On July 4, 1776, thirteen American colonies broke their political connection to the Kingdom of Great Britain by declaring independence. The Declaration of Independence was adopted by the Second Continental Congress at the Pennsylvania State House in Philadelphia. By declaring independence, the states became independent nations.
Background to Independence
Between 1760 and the mid-1770s, the British colonies in North America found themselves at constant wrangles with the imperial British regarding frontier and taxation policies. The colonies staged several protests but failed to influence the policies. The imperial British counteracted the protests by declaring martial law in Massachusetts and halting the operation at the port of Boston. The colonial territories also sent a delegation to Continental Congress to formulate a plan on how to boycott British goods. After fighting broke out between the British Forces in Massachusetts and the colonies, the Congress joined with local groups and began coordinating resistance. The informal local governments began the boycott and challenged the authority of their superiors. Despite the actions, the colonial leaders hoped to reach an amicable solution with the British government. Very few members of the Continental Congress were willing to declare independence. By 1775 the view of the Continental Congress had changed. Benjamin Franklin, who was a member of the Secret Committee of Correspondence, told the French and European sympathizers that they were likely to declare independence. Benjamin Franklin hoped to receive aid from the Europeans. Throughout the winter of 1775–1776, Congress deliberated on the way forward and concluded that reconciliation with Britain was not a viable option. Independence was the most viable and favorable course of action. On December 22, 1775, the Imperial Parliament in the UK banned trade with the colonies, but Congress counteracted by establishing ports. The move only worked to sever ties with the British.

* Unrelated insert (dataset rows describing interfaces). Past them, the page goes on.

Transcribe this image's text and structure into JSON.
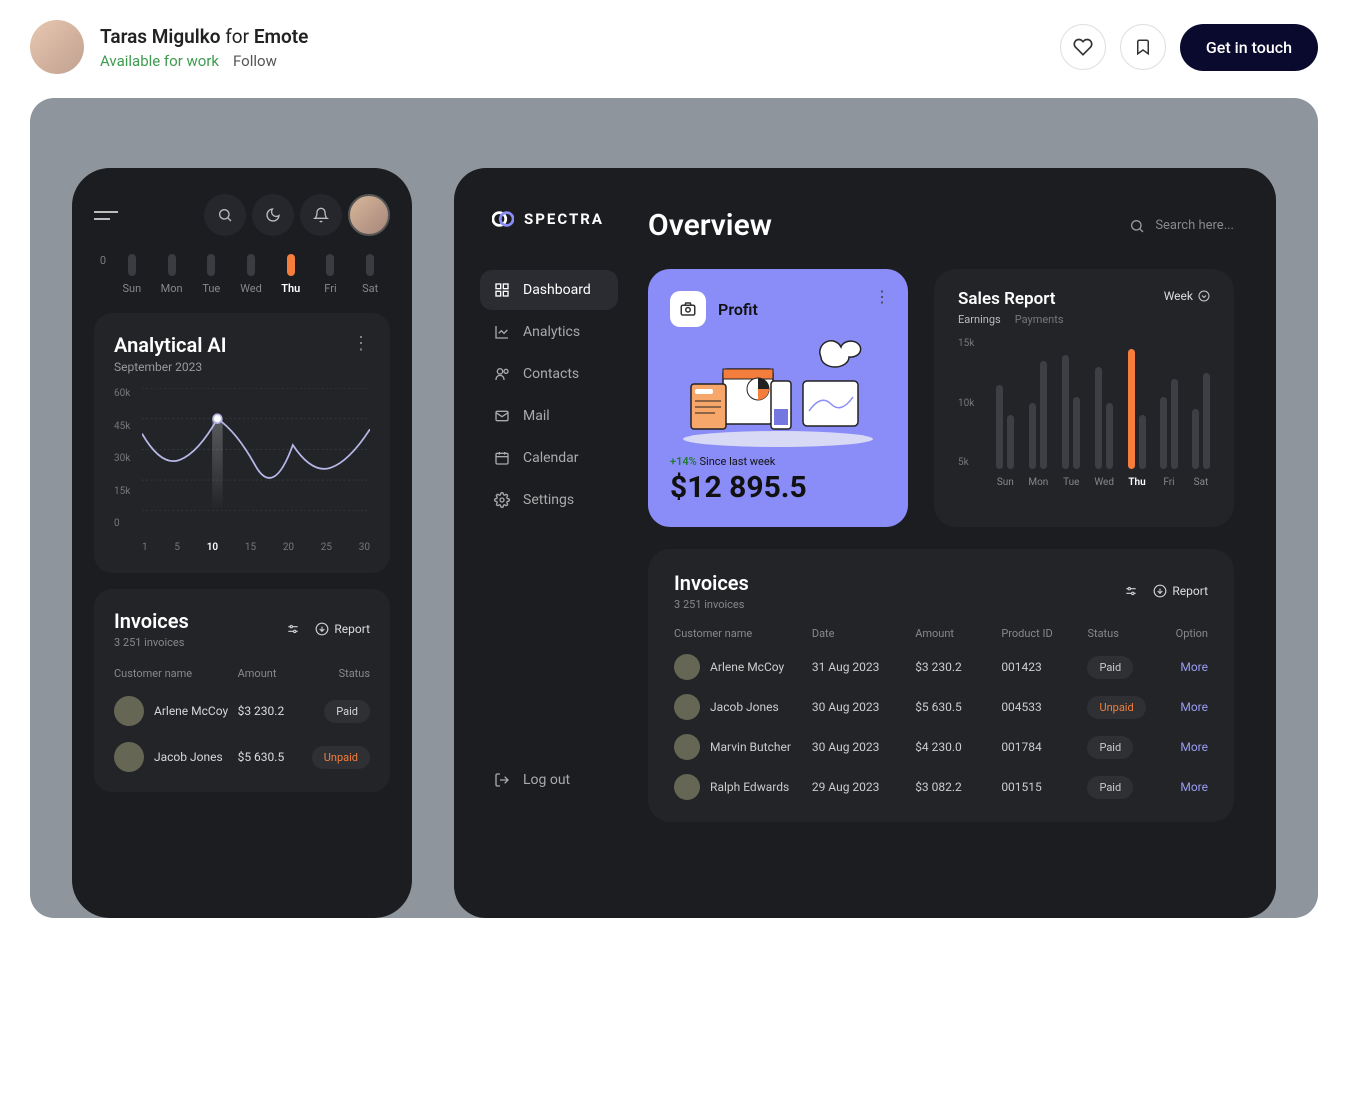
{
  "header": {
    "author": "Taras Migulko",
    "for_word": "for",
    "brand": "Emote",
    "available": "Available for work",
    "follow": "Follow",
    "cta": "Get in touch"
  },
  "mobile": {
    "week_zero": "0",
    "days": [
      "Sun",
      "Mon",
      "Tue",
      "Wed",
      "Thu",
      "Fri",
      "Sat"
    ],
    "active_day_index": 4,
    "analytical": {
      "title": "Analytical AI",
      "subtitle": "September 2023"
    },
    "invoices": {
      "title": "Invoices",
      "subtitle": "3 251 invoices",
      "report": "Report",
      "cols": [
        "Customer name",
        "Amount",
        "Status"
      ],
      "rows": [
        {
          "name": "Arlene McCoy",
          "amount": "$3 230.2",
          "status": "Paid"
        },
        {
          "name": "Jacob Jones",
          "amount": "$5 630.5",
          "status": "Unpaid"
        }
      ]
    }
  },
  "chart_data": {
    "type": "line",
    "title": "Analytical AI",
    "x": [
      1,
      5,
      10,
      15,
      20,
      25,
      30
    ],
    "values": [
      38,
      25,
      45,
      22,
      32,
      21,
      40
    ],
    "ylabel": "",
    "ylim": [
      0,
      60
    ],
    "yticks": [
      "60k",
      "45k",
      "30k",
      "15k",
      "0"
    ],
    "xticks": [
      "1",
      "5",
      "10",
      "15",
      "20",
      "25",
      "30"
    ],
    "highlight_x_index": 2
  },
  "desktop": {
    "logo": "SPECTRA",
    "nav": [
      {
        "icon": "grid",
        "label": "Dashboard",
        "active": true
      },
      {
        "icon": "chart",
        "label": "Analytics"
      },
      {
        "icon": "users",
        "label": "Contacts"
      },
      {
        "icon": "mail",
        "label": "Mail"
      },
      {
        "icon": "calendar",
        "label": "Calendar"
      },
      {
        "icon": "gear",
        "label": "Settings"
      }
    ],
    "logout": "Log out",
    "page_title": "Overview",
    "search_placeholder": "Search here...",
    "profit": {
      "label": "Profit",
      "delta_pct": "+14%",
      "delta_text": "Since last week",
      "value": "$12 895.5"
    },
    "sales": {
      "title": "Sales Report",
      "tab1": "Earnings",
      "tab2": "Payments",
      "period": "Week",
      "yticks": [
        "15k",
        "10k",
        "5k"
      ],
      "days": [
        "Sun",
        "Mon",
        "Tue",
        "Wed",
        "Thu",
        "Fri",
        "Sat"
      ],
      "active_index": 4,
      "bars": [
        {
          "a": 70,
          "b": 45
        },
        {
          "a": 55,
          "b": 90
        },
        {
          "a": 95,
          "b": 60
        },
        {
          "a": 85,
          "b": 55
        },
        {
          "a": 100,
          "b": 45
        },
        {
          "a": 60,
          "b": 75
        },
        {
          "a": 50,
          "b": 80
        }
      ]
    },
    "invoices": {
      "title": "Invoices",
      "subtitle": "3 251 invoices",
      "report": "Report",
      "cols": [
        "Customer name",
        "Date",
        "Amount",
        "Product ID",
        "Status",
        "Option"
      ],
      "rows": [
        {
          "name": "Arlene McCoy",
          "date": "31 Aug 2023",
          "amount": "$3 230.2",
          "product": "001423",
          "status": "Paid",
          "more": "More"
        },
        {
          "name": "Jacob Jones",
          "date": "30 Aug 2023",
          "amount": "$5 630.5",
          "product": "004533",
          "status": "Unpaid",
          "more": "More"
        },
        {
          "name": "Marvin Butcher",
          "date": "30 Aug 2023",
          "amount": "$4 230.0",
          "product": "001784",
          "status": "Paid",
          "more": "More"
        },
        {
          "name": "Ralph Edwards",
          "date": "29 Aug 2023",
          "amount": "$3 082.2",
          "product": "001515",
          "status": "Paid",
          "more": "More"
        }
      ]
    }
  }
}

Planning for Independence
In January 1776 Thomas Paine published a pamphlet entitled "Common Sense." The publication which advocated for independence was widely circulated and read by thousands. In February of 1776, the colonial leaders discussed the possibility of forming an alliance and began drafting the Model Treaty that would see the colonies form an alliance with France. The pro-independence members wanted to ascertain the they had enough support before presenting the resolution for a vote. Richard Henry Lee introduced the independence bill on June 7, but some colonies stated that they needed more time to deliberate. However, Congress tasked Thomas Jefferson with the responsibility of heading a committee that would draft a declaration of independence.
The Declaration of Independence
John Adams and Benjamin Franklin reviewed the draft presented by Jefferson. They preserved the original draft but made several changes to passages that would attract skepticism. They made changes to passages that blamed King George III for advocating for the transatlantic slave trade and those that British citizens rather than the imperial government. On June 28, 1776, the final draft was presented before Congress. On July 4, 1776, the Declaration of Independence was adopted. In 1777, the colonies' independence was boosted after being recognized by the Sultan of Morocco. In 1778 a Treaty of Alliance with France was signed, and the US was officially independent. In 1782, Netherlands recognized the independence, followed by Spain in 1783. In the same year, The Treaty of Paris was signed signifying the end of the American Revolution and the recognition of the colonies independence by Great Britain. On the 4th of July every year the United States of America celebrates Independent Day.